[Data to process]

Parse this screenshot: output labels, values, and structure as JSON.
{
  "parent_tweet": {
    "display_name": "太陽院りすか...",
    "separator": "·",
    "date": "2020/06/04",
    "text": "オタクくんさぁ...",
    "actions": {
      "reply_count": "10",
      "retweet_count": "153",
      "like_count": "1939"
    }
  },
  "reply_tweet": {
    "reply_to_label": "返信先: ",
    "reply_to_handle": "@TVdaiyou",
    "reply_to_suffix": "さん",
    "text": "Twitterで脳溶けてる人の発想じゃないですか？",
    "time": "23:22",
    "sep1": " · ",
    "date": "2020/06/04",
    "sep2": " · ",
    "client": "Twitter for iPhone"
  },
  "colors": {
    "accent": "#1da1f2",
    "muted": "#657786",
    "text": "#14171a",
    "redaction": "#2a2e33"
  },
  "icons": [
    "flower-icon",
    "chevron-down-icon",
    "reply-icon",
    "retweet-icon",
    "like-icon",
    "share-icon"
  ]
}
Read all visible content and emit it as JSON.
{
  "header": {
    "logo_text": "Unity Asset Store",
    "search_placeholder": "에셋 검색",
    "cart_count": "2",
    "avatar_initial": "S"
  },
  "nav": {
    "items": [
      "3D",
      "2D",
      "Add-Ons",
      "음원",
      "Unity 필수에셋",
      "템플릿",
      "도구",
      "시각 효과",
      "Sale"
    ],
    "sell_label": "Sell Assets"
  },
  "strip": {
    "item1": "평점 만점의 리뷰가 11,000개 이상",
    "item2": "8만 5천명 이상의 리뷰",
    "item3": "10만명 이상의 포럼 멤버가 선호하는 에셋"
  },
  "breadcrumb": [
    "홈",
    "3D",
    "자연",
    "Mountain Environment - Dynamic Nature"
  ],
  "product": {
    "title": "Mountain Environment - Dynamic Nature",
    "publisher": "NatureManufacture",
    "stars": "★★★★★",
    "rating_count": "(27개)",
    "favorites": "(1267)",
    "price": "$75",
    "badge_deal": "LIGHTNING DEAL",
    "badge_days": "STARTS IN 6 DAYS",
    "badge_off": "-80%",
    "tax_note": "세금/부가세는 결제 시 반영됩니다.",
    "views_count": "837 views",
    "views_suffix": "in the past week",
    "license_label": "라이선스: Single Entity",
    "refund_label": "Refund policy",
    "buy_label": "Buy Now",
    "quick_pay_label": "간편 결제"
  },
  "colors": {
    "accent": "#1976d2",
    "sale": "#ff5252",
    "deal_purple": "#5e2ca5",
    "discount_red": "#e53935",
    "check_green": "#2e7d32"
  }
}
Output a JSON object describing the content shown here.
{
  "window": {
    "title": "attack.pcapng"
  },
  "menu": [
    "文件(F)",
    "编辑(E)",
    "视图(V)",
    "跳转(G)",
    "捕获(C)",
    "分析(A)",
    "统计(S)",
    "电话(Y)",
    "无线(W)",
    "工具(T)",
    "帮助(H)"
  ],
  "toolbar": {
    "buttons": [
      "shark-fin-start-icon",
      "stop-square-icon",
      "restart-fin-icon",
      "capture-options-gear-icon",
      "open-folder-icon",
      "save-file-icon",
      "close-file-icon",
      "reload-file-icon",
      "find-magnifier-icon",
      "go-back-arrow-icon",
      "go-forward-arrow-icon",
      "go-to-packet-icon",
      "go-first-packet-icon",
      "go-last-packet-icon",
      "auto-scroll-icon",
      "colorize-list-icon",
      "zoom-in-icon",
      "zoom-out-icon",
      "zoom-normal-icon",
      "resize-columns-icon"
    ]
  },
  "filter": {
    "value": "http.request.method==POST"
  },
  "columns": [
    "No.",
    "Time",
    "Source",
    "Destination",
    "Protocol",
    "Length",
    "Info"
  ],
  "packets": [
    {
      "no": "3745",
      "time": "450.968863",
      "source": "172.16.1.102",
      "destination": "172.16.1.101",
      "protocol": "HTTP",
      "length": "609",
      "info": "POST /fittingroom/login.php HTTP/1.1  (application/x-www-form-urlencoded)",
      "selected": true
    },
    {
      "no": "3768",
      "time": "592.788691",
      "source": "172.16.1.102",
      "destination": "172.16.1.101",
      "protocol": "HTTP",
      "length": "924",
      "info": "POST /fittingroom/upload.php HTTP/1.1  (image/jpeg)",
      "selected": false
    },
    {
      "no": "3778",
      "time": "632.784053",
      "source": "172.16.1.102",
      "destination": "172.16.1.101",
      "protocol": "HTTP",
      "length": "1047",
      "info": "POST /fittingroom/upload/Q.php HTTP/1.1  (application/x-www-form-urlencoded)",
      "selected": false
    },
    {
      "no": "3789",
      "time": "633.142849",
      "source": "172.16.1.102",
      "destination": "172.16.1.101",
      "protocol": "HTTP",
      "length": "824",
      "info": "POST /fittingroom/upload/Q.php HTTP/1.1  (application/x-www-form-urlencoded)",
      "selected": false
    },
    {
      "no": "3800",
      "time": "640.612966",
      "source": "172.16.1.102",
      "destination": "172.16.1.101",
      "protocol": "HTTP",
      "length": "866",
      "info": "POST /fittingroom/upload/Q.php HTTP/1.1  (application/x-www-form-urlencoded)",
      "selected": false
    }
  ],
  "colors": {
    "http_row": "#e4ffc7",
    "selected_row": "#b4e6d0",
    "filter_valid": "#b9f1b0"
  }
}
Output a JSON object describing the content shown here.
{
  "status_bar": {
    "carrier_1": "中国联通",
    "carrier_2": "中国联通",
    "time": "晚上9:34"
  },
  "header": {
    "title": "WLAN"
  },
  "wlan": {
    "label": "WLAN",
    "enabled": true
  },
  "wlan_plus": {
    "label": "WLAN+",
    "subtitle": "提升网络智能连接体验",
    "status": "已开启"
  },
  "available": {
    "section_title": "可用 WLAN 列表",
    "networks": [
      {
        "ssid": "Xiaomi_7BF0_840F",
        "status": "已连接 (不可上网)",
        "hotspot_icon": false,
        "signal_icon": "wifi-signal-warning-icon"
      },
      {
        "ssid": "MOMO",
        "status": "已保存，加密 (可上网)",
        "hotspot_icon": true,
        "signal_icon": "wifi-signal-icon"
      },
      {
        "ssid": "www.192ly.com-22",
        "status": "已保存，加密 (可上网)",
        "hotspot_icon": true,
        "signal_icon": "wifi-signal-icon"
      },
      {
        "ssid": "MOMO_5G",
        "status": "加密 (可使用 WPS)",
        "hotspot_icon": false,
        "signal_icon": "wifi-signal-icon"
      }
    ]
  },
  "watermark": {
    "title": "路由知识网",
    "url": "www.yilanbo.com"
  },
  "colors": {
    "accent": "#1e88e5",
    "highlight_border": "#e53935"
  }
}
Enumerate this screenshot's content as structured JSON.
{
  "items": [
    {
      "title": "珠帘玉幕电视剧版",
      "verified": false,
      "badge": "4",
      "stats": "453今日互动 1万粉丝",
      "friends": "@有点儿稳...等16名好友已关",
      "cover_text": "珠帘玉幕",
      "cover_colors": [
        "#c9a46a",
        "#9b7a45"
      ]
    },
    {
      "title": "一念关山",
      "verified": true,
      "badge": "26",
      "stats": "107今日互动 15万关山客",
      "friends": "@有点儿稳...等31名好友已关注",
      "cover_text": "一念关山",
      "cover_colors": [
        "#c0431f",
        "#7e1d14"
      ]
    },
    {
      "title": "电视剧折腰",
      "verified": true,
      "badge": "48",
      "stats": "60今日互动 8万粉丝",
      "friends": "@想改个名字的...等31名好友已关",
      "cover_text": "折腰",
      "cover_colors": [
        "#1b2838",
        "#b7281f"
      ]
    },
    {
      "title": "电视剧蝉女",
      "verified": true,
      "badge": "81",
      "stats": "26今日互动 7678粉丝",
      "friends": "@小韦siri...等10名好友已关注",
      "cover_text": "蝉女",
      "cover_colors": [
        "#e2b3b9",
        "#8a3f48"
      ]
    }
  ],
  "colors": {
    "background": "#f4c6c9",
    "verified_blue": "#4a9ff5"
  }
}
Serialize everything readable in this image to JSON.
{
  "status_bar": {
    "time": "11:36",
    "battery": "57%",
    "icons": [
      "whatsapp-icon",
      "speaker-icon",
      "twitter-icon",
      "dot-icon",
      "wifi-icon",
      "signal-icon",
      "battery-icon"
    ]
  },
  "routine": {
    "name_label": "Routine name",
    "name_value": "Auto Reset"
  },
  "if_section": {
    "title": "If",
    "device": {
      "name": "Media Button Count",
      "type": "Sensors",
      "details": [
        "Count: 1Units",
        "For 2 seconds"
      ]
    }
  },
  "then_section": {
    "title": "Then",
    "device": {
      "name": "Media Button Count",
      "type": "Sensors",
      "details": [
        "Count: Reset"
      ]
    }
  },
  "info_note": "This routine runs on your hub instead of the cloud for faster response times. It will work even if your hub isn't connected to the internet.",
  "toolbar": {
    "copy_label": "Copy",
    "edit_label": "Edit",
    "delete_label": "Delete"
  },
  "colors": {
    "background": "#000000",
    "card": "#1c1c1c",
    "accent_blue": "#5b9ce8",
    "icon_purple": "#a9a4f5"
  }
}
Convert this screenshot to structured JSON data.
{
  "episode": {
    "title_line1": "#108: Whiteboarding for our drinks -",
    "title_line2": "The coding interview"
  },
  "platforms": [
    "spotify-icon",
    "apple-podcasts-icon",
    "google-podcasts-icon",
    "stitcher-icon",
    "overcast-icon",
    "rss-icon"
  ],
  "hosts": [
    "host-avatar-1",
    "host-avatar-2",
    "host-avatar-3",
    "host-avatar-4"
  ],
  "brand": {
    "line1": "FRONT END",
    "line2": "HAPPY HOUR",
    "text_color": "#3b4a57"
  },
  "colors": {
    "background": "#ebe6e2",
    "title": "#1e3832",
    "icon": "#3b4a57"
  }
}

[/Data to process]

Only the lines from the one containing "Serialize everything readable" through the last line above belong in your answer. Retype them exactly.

→ Task result:
Serialize everything readable in this image to JSON.
{
  "status_bar": {
    "time": "11:36",
    "battery": "57%",
    "icons": [
      "whatsapp-icon",
      "speaker-icon",
      "twitter-icon",
      "dot-icon",
      "wifi-icon",
      "signal-icon",
      "battery-icon"
    ]
  },
  "routine": {
    "name_label": "Routine name",
    "name_value": "Auto Reset"
  },
  "if_section": {
    "title": "If",
    "device": {
      "name": "Media Button Count",
      "type": "Sensors",
      "details": [
        "Count: 1Units",
        "For 2 seconds"
      ]
    }
  },
  "then_section": {
    "title": "Then",
    "device": {
      "name": "Media Button Count",
      "type": "Sensors",
      "details": [
        "Count: Reset"
      ]
    }
  },
  "info_note": "This routine runs on your hub instead of the cloud for faster response times. It will work even if your hub isn't connected to the internet.",
  "toolbar": {
    "copy_label": "Copy",
    "edit_label": "Edit",
    "delete_label": "Delete"
  },
  "colors": {
    "background": "#000000",
    "card": "#1c1c1c",
    "accent_blue": "#5b9ce8",
    "icon_purple": "#a9a4f5"
  }
}
Convert this screenshot to structured JSON data.
{
  "episode": {
    "title_line1": "#108: Whiteboarding for our drinks -",
    "title_line2": "The coding interview"
  },
  "platforms": [
    "spotify-icon",
    "apple-podcasts-icon",
    "google-podcasts-icon",
    "stitcher-icon",
    "overcast-icon",
    "rss-icon"
  ],
  "hosts": [
    "host-avatar-1",
    "host-avatar-2",
    "host-avatar-3",
    "host-avatar-4"
  ],
  "brand": {
    "line1": "FRONT END",
    "line2": "HAPPY HOUR",
    "text_color": "#3b4a57"
  },
  "colors": {
    "background": "#ebe6e2",
    "title": "#1e3832",
    "icon": "#3b4a57"
  }
}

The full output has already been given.